# Doubt in the definition of manifolds?

Let $$M$$ be a Hausdorff space. Assume that there exists an open covering $$\{U_{\alpha} : \alpha \in A\}$$ of $$M$$ and homeomorphisms $$\varphi_{\alpha}$$, from $$U_{\alpha}$$ onto an open subset $$\varphi_{\alpha}(U_{\alpha})$$ of $$\mathbb{R}^m(\alpha)$$ with $$m(\alpha)$$ a nonnegative integer.

There exists $$k \in \mathbb{N} \cup \infty$$ such that whenever for $$\alpha,\beta \in A$$ we have then the map $$U_{\alpha} \cap U_{\beta} \ne \phi$$ then the map: $$\varphi_{\alpha} \circ \varphi_{\beta}^{-1}:\varphi_{\beta}(U_{\alpha} \cap U_{\beta}) \to \varphi_{\alpha}(U_{\alpha} \cap U_{\beta})$$ is $$C^k$$.

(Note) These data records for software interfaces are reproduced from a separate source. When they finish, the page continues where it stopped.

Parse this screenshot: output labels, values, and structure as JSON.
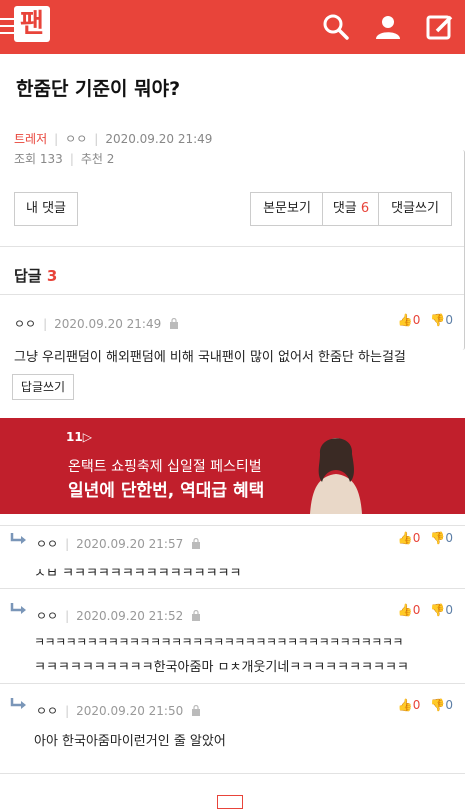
{
  "header": {
    "logo_text": "팬",
    "icons": [
      "menu-icon",
      "search-icon",
      "user-icon",
      "write-icon"
    ],
    "brand_color": "#e8443a"
  },
  "post": {
    "title": "한줌단 기준이 뭐야?",
    "author": "트레저",
    "nickname": "ㅇㅇ",
    "datetime": "2020.09.20 21:49",
    "views_label": "조회 133",
    "recommend_label": "추천 2"
  },
  "buttons": {
    "my_comments": "내 댓글",
    "view_post": "본문보기",
    "comments_label": "댓글",
    "comments_count": "6",
    "write_comment": "댓글쓰기"
  },
  "replies_section": {
    "label": "답글",
    "count": "3"
  },
  "comment_main": {
    "nick": "ㅇㅇ",
    "datetime": "2020.09.20 21:49",
    "up": "0",
    "down": "0",
    "text": "그냥 우리팬덤이 해외팬덤에 비해 국내팬이 많이 없어서 한줌단 하는걸걸",
    "reply_button": "답글쓰기"
  },
  "ad": {
    "brand": "11▷",
    "line1": "온택트 쇼핑축제 십일절 페스티벌",
    "line2": "일년에 단한번, 역대급 혜택"
  },
  "replies": [
    {
      "nick": "ㅇㅇ",
      "datetime": "2020.09.20 21:57",
      "up": "0",
      "down": "0",
      "text": "ㅅㅂ ㅋㅋㅋㅋㅋㅋㅋㅋㅋㅋㅋㅋㅋㅋㅋ",
      "text2": ""
    },
    {
      "nick": "ㅇㅇ",
      "datetime": "2020.09.20 21:52",
      "up": "0",
      "down": "0",
      "text": "ㅋㅋㅋㅋㅋㅋㅋㅋㅋㅋㅋㅋㅋㅋㅋㅋㅋㅋㅋㅋㅋㅋㅋㅋㅋㅋㅋㅋㅋㅋㅋㅋㅋㅋㅋ",
      "text2": "ㅋㅋㅋㅋㅋㅋㅋㅋㅋㅋ한국아줌마 ㅁㅊ개웃기네ㅋㅋㅋㅋㅋㅋㅋㅋㅋㅋ"
    },
    {
      "nick": "ㅇㅇ",
      "datetime": "2020.09.20 21:50",
      "up": "0",
      "down": "0",
      "text": "아아 한국아줌마이런거인 줄 알았어",
      "text2": ""
    }
  ]
}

The intuition of the definition behind the manifold is that it behaves locally as a subset of $$\mathbb{R}^n$$ ( there exists a homeomorphism between $$U_p$$ a neihbourhood of all possible points $$p \in M$$ such that $$\varphi(U_p)$$ is a subset of $$\mathbb{R}^n$$) such that any function $$f:U \to \mathbb{R}$$ is $$C^k$$ [($$f \circ \varphi^{-1}):\varphi(U) \to \mathbb{R}$$ is $$C^k$$($$k$$ times differentiable)].

I can understand the first line of the definition but I am stuck with $$\varphi_{\alpha} \circ \varphi_{\beta}^{-1}:\varphi_{\beta}(U_{\alpha} \cap U_{\beta}) \to \varphi_{\alpha}(U_{\alpha} \cap U_{\beta}) is C^k$$ - how is it related?

• You should probably search for better definitions or a book. John Lee's book or Loring Tu are good ones. Here is a reference math.stackexchange.com/questions/1897936/… . Your second para does not make any sense to me and is incomplete. Also it should be $\phi(U_{\alpha}\cap U_{\beta})$ Mar 8, 2022 at 15:30
• $\varphi_\beta$ isn't defined on $U_\alpha .$ It looks to me as if this was a typo: '\cup' instead of '\cap'. Mar 8, 2022 at 15:32
• Yes I just changed it. Mar 8, 2022 at 15:33
• @Mr.GandalfSauron I went through the link but i really can't make out anything from that. My problem is that the intuition behind $\varphi_{\alpha} \circ \varphi_{\beta}^{-1}$ is $C^k$? Mar 8, 2022 at 15:38

Okay. To understand the intuition you need to have the notion of smooth maps from a manifold to another. Notice that you do not(yet) have the notion of differentiability on the manifold but you do have on $$\mathbb{R}^{n}$$. So to define "smoothness" you have to sort of bring it to $$\mathbb{R}^{n}$$.
Now a map $$F:M\to N$$ is smooth when for a point $$p$$ and charts $$(U,\phi)$$ of $$p$$ and $$(V,\psi)$$ of $$F(p)$$ , $$\psi\circ F\circ \phi^{-1}$$ is a smooth map from $$\phi(U)\subset \mathbb{R}^{m}\to \mathbb{R}^{n}$$ . $$m$$ and $$n$$ are dimensions of $$M$$ and $$N$$.
• identity map is smooth as it is a composition of $\phi \circ \phi^{-1}$ and the compoistion of differentiable maps are differentiable? Mar 8, 2022 at 15:53
• Well yes and no. How about for different charts $(ϕ_α,U_α)$ and $(ϕ_β,U_β)$ for the same point p?. In that case the the identity map is smooth if $ϕ_α∘ϕ^{−1}_β$ and $ϕ_β∘ϕ^{−1}_α$ is a smooth map from a subset of $\mathbb{R}^{n}$ to another subset. The definition makes sure that when talking about smoothness, you are not limited by choice of charts. Mar 8, 2022 at 16:11